Concepts: The Donk Bet
First of all we need to understand that a donk bet is like a continuation bet also a superordinate concept. The name donk bet comes from the point in time when the bet is made rather than from the donk bet's intention. The term donk bet is derived from the word donkey with the aim of expressing that this bet is usually not a smart move. Here's a classic example.
- Example 1:
We're holding in early position and raise three times the big blind. A player in middle position calls, as do the small blind and big blind. The flop is . There are 12 BBs in the pot. The small blind checks. The big blind bets 6 BBs.
Donk bet! As we were the pre-flop aggressor, under normal circumstances we would expect everyone else to check to us and then we would bet again. However, the big blind beat us to it with this donk bet. What hand could have motivated him to do this? If he has a good hand, it would make far more sense for him to pretend to be weak in order to give us, the pre-flop aggressor, the opportunity to make a continuation bet. Depending on the other players' style of play, he may then come over the top with a raise and he could therefore collect a much bigger pot. If he has a weak hand, however, then his bet is not the best idea as well since there are three opponents in the pot and the pre-flop raiser is still left to act, meaning that he won't have much fold equity on this dangerous flop. In addition to that his bet is also implausible as most very good hands that hit this flop would have raised or re-raised pre-flop. Let's look at the reasons why people make donk bets and see how they can be rated.
Donk bet variations
Donk bet as a value bet
As already mentioned, if we have a good hand it usually makes more sense to check to the pre-flop aggressor in order to allow him to bet. There are however situations in which it definitely makes sense to make a donk bet as a value bet. If we are in a hand with the pre-flop aggressor who plays very aggressively pre-flop but is then less active on the flop, it may make sense to make a value bet before it's his turn to act to avoid running the risk that it gets checked around. We may also encounter a situation in which we are up against very aggressive players. A donk bet always seems somewhat strange and implausible at first and may cause one or more of our opponents to try and punish us for making this donk bet with a hefty raise. Our response should be a big value re-raise. So this situation is also suitable for a donk bet. We should try to test our opponents a bit and see whether they tend to react to donk bets with distrustful restraint or with reproachful aggression. We can then decide which situations are right when it comes to making donk value bets.
- Example 2:

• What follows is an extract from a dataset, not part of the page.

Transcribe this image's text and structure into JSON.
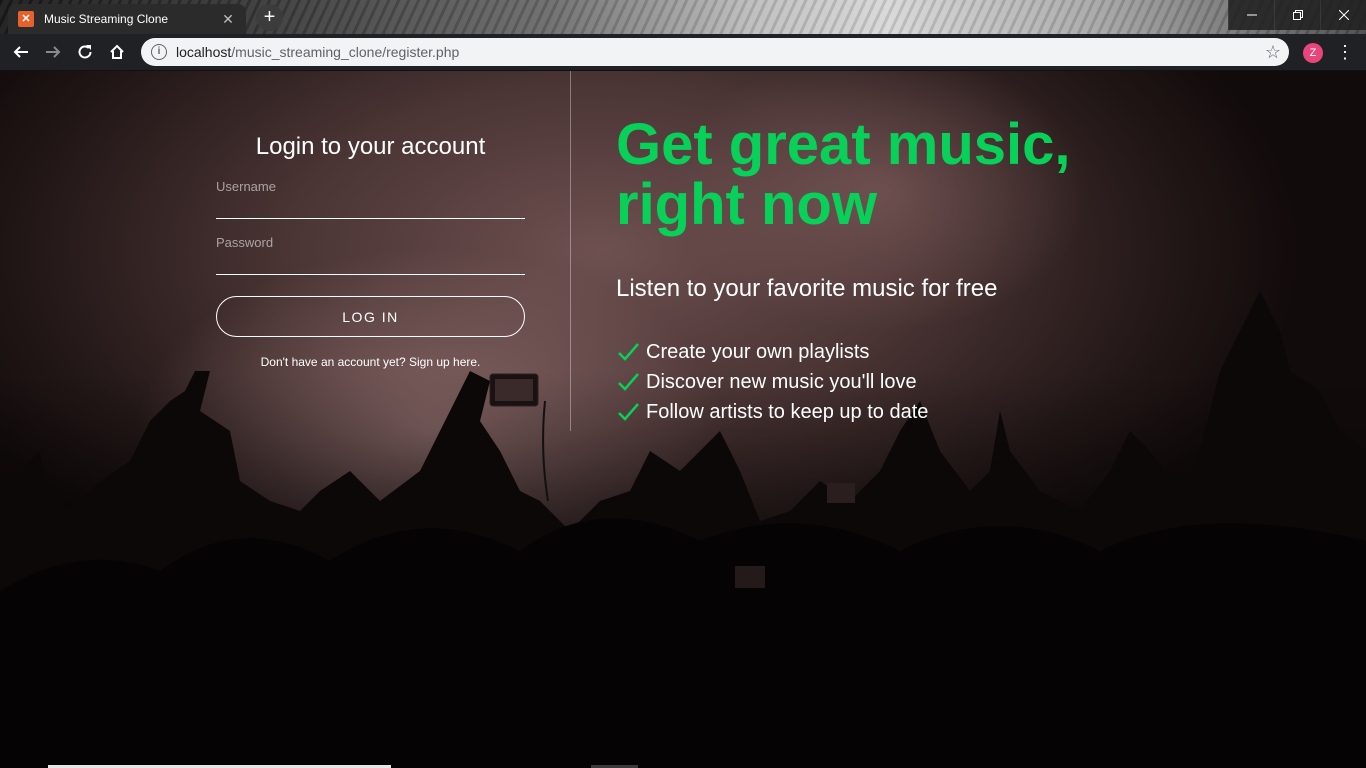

We are in the big blind with . There are three Scandinavians at our table, in early and middle position, who are very aggressive. The player on the button is probably on tilt. The "under the gun" Scandinavian raises to double the size of the big blind, which is his standard raise. Another Scandinavian behind him calls, as does a player in middle position. The on-tilt player on the button also calls. The small blind calls and we call as well. The flop is . The small blind checks. There are twelve big blinds in the pot. Everyone knows that the Scandinavians will usually open the pot, since they do that almost every round. There is a heated atmosphere at the table and we try to use this to our advantage by unexpectedly making a donk bet of five big blinds before it's the Scandinavians turn to act. Our aim here is to provoke them by making a fairly small bet.
Donk bet as a bluff
We should reject this idea. There are hardly any situations in which a donk bluff bet makes sense. Firstly, a donk bet always arouses suspicion, which is usually not the right basis for a bluff. It is possible to force a player or two to fold, but the problem here is that the fold equity in these cases is too low to justify a bet. As a result, we would not make a profit in the long run. If we bet half the size of the pot as a donk bluff bet, we would need to win the pot immediately in one third of all cases in order to break even in the long run. If we bet the entire pot, i.e. a bet that would return more respect, we would need to have a fold equity of at least 50% among our opponents in order to break even. The donk bluff bet would only return us a profit in the long run with higher fold equities. If we are at a table with players who are so tight and weak that we can achieve a much higher fold equity with a donk bluff bet, then we should use it. However, such tables are rare and we need to be sure that it really is such a table.
Donk bet as a probe bet
Although probe bets are often made if the pre-flop aggressor didn't bet after the flop, we can imagine situations where we can make a donk probe bet. We could beat him to it by making a probe bet as a donk bet with a mediocre hand, meaning that we are trying to prevent him from making pure continuation bluffs.
Donk bet as a block bet
Most block bets are donk bets, but that doesn't necessarily mean that the majority of all donk bets are block bets. The nature of a block bet is to beat a supposed aggressor to it by making him call our bet rather than raise it or to take the particular bet he likes to make away from him. A lot of players like to bet approximately two thirds of the pot. We will often hear the saying "if you don't know how much to bet, then you definitely make no mistake by betting two thirds of the pot". However, if we bet about half the size of the pot as a donk block bet before it's the supposed aggressor's turn, then the opponent can no longer bet two thirds of the original pot as he planned to and would have to raise at least the entire original pot. The opponent may however consider this to be too much, so he will call instead.
Donk bet in later betting rounds
A donk bet is possible in every betting round. The pre-requisite is always that somebody else was the aggressor in the previous betting round and has position on us.
We should always have a good reason for making a donk bet and be aware of the fact that it will usually be met with suspicion. If this is exactly what we wanted, then we can go for this option. In general a donk bet is not suitable as a bluff bet.
We should not make a donk bet if:
- we have a weak hand,
- we have a good hand and the pre-flop aggressor often makes continuation bets,
- we have a strong hand but no good reason for assuming that we would get more money into the pot with a donk bet than by deploying other tactics.